On 3 March 1991, Iraq and the United Nations Security Council signed a ceasefire agreement after Iraq was driven out of Kuwait by US-led coalition forces during Operation Desert Storm.  Subsequently, in the 1990s, the United Nations Security Council adopted numerous resolutions calling on Iraq to disarm its weapons of mass destruction without conditions and without delay. As no peace treaty was signed after the Gulf War, the war remained in force, including an alleged attack on former US President George H. W. Bush by Iraqi agents during a visit to Kuwait;  Iraq was bombed in June 1993 in response, Iraqi troops fired on coalition aircraft patrolling Iraqi no-fly zones, US President Bill Clinton`s bombing of Baghdad in 1998 during Operation Desert Fox, and a previous US bombing of Iraq during Operation Desert Strike in 1996. The war remained in force until 2003, when American and British forces invaded Iraq and toppled Saddam Hussein`s regime from power. It`s going to take a lot of work. The military monitoring committees, made up of representatives from both parties and responsible for implementing the agreement, should specify their terms and conditions. They will need the full support of their respective governments, senior military commanders and foreign sponsors. The last group, in particular Turkey, Russia, Egypt and the United Arab Emirates, should cooperate, although they fear that the success of the agreement will diminish their influence on the ground.

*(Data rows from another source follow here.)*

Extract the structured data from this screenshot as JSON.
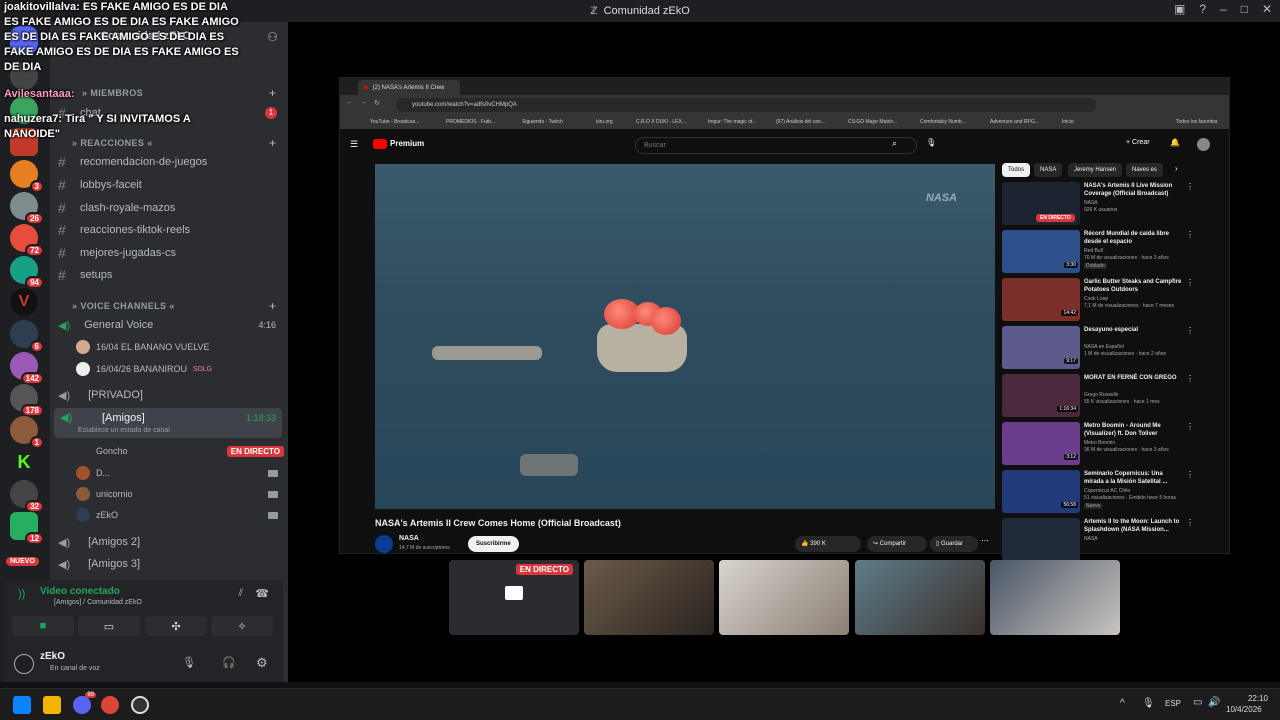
{
  "window": {
    "title": "Comunidad zEkO"
  },
  "chat_overlay": {
    "lines": [
      "joakitovillalva: ES FAKE AMIGO ES DE DIA",
      "ES FAKE AMIGO ES DE DIA  ES FAKE AMIGO ES DE DIA  ES FAKE AMIGO ES DE DIA  ES FAKE AMIGO ES DE DIA  ES FAKE AMIGO ES DE DIA",
      "Avilesantaaa:",
      "nahuzera7: Tira \" Y SI INVITAMOS A NANOIDE\""
    ]
  },
  "server": {
    "name": "Comunidad zEkO"
  },
  "rail_badges": [
    "3",
    "26",
    "72",
    "94",
    "6",
    "142",
    "178",
    "1",
    "32",
    "12"
  ],
  "rail_new": "NUEVO",
  "sidebar": {
    "categories": {
      "miembros": "MIEMBROS",
      "reacciones": "REACCIONES",
      "voice": "VOICE CHANNELS"
    },
    "chat_channel": "chat",
    "chat_badge": "1",
    "text_channels": [
      "recomendacion-de-juegos",
      "lobbys-faceit",
      "clash-royale-mazos",
      "reacciones-tiktok-reels",
      "mejores-jugadas-cs",
      "setups"
    ],
    "general_voice": {
      "name": "General Voice",
      "time": "4:16"
    },
    "general_users": [
      {
        "name": "16/04 EL BANANO VUELVE"
      },
      {
        "name": "16/04/26 BANANIROU",
        "tag": "SDLG"
      }
    ],
    "privado": "[PRIVADO]",
    "amigos": {
      "name": "[Amigos]",
      "time": "1:18:33",
      "status": "Establece un estado de canal"
    },
    "amigos_users": [
      {
        "name": "Goncho",
        "live": "EN DIRECTO"
      },
      {
        "name": "D..."
      },
      {
        "name": "unicornio"
      },
      {
        "name": "zEkO"
      }
    ],
    "amigos2": "[Amigos 2]",
    "amigos3": "[Amigos 3]"
  },
  "voice_panel": {
    "status": "Video conectado",
    "location": "[Amigos] / Comunidad zEkO"
  },
  "user": {
    "name": "zEkO",
    "status": "En canal de voz"
  },
  "browser": {
    "tab_title": "(2) NASA's Artemis II Crew",
    "url": "youtube.com/watch?v=adfs0vCHMpQA",
    "bookmarks": [
      "YouTube - Broadcas...",
      "PROMEDIOS - Futb...",
      "Siguiendo - Twitch",
      "kiru.org",
      "C.R.O X DUKI - LEX...",
      "Imgur: The magic of...",
      "(57) Análisis del can...",
      "CS:GO Major Match...",
      "Comfortably Numb...",
      "Adventure and RPG...",
      "Inicio",
      "Todos los favoritos"
    ],
    "yt_logo": "Premium",
    "search_placeholder": "Buscar",
    "create": "Crear",
    "chips": [
      "Todos",
      "NASA",
      "Jeremy Hansen",
      "Naves es"
    ],
    "watermark": "NASA",
    "video_title": "NASA's Artemis II Crew Comes Home (Official Broadcast)",
    "channel": "NASA",
    "subs": "14,7 M de suscriptores",
    "subscribe": "Suscribirme",
    "likes": "390 K",
    "share": "Compartir",
    "save": "Guardar",
    "recommendations": [
      {
        "title": "NASA's Artemis II Live Mission Coverage (Official Broadcast)",
        "channel": "NASA",
        "meta": "926 K usuarios",
        "badge": "EN DIRECTO",
        "color": "#1b2430"
      },
      {
        "title": "Récord Mundial de caída libre desde el espacio",
        "channel": "Red Bull",
        "meta": "70 M de visualizaciones · hace 3 años",
        "extra": "Doblado",
        "dur": "3:30",
        "color": "#2d4f8a"
      },
      {
        "title": "Garlic Butter Steaks and Campfire Potatoes Outdoors",
        "channel": "Cook Loop",
        "meta": "7,1 M de visualizaciones · hace 7 meses",
        "dur": "14:42",
        "color": "#7a2f2a"
      },
      {
        "title": "Desayuno especial",
        "channel": "NASA en Español",
        "meta": "1 M de visualizaciones · hace 2 años",
        "dur": "9:17",
        "color": "#5d5b8c"
      },
      {
        "title": "MORAT EN FERNÉ CON GREGO",
        "channel": "Grego Rossello",
        "meta": "55 K visualizaciones · hace 1 mes",
        "dur": "1:16:34",
        "color": "#4a2a3c"
      },
      {
        "title": "Metro Boomin - Around Me (Visualizer) ft. Don Toliver",
        "channel": "Metro Boomin",
        "meta": "36 M de visualizaciones · hace 3 años",
        "dur": "3:12",
        "color": "#6b3e8c"
      },
      {
        "title": "Seminario Copernicus: Una mirada a la Misión Satelital ...",
        "channel": "Copernicus AC Chile",
        "meta": "51 visualizaciones · Emitido hace 5 horas",
        "extra": "Nuevo",
        "dur": "56:58",
        "color": "#223a7a"
      },
      {
        "title": "Artemis II to the Moon: Launch to Splashdown (NASA Mission...",
        "channel": "NASA",
        "meta": "",
        "color": "#1e2a3a"
      }
    ]
  },
  "stream_tiles": [
    {
      "live": "EN DIRECTO"
    }
  ],
  "taskbar": {
    "discord_badge": "99",
    "lang": "ESP",
    "time": "22:10",
    "date": "10/4/2026"
  },
  "colors": {
    "discord_bg": "#2b2d31",
    "accent_green": "#23a55a",
    "live_red": "#da373c",
    "yt_bg": "#0f0f0f"
  }
}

All have more to gain from a functioning, stable and united Libya than from a Libya that remains divided and chaotic, or that falls back to war. Ceasefire agreements will take some time and will require strong support from the UN Security Council, including the establishment of a monitoring mechanism. But tangible progress is also needed in defining and implementing the ceasefire commitments of both sides in order to create the appropriate conditions for the UN-backed political talks, which are scheduled for November. Several attempts have been made to negotiate ceasefires during the Syrian civil war.  I welcome the signing of a ceasefire agreement by the Libyan parties today in Geneva under the aegis of the United Nations. This is a fundamental step towards peace and stability in Libya. I commend the parties for placing the interests of their nation above their differences. I call on all stakeholders and regional actors to respect the provisions of the ceasefire agreement and ensure its immediate implementation. And I call on the international community to help Libyans implement the ceasefire and therefore end the conflict.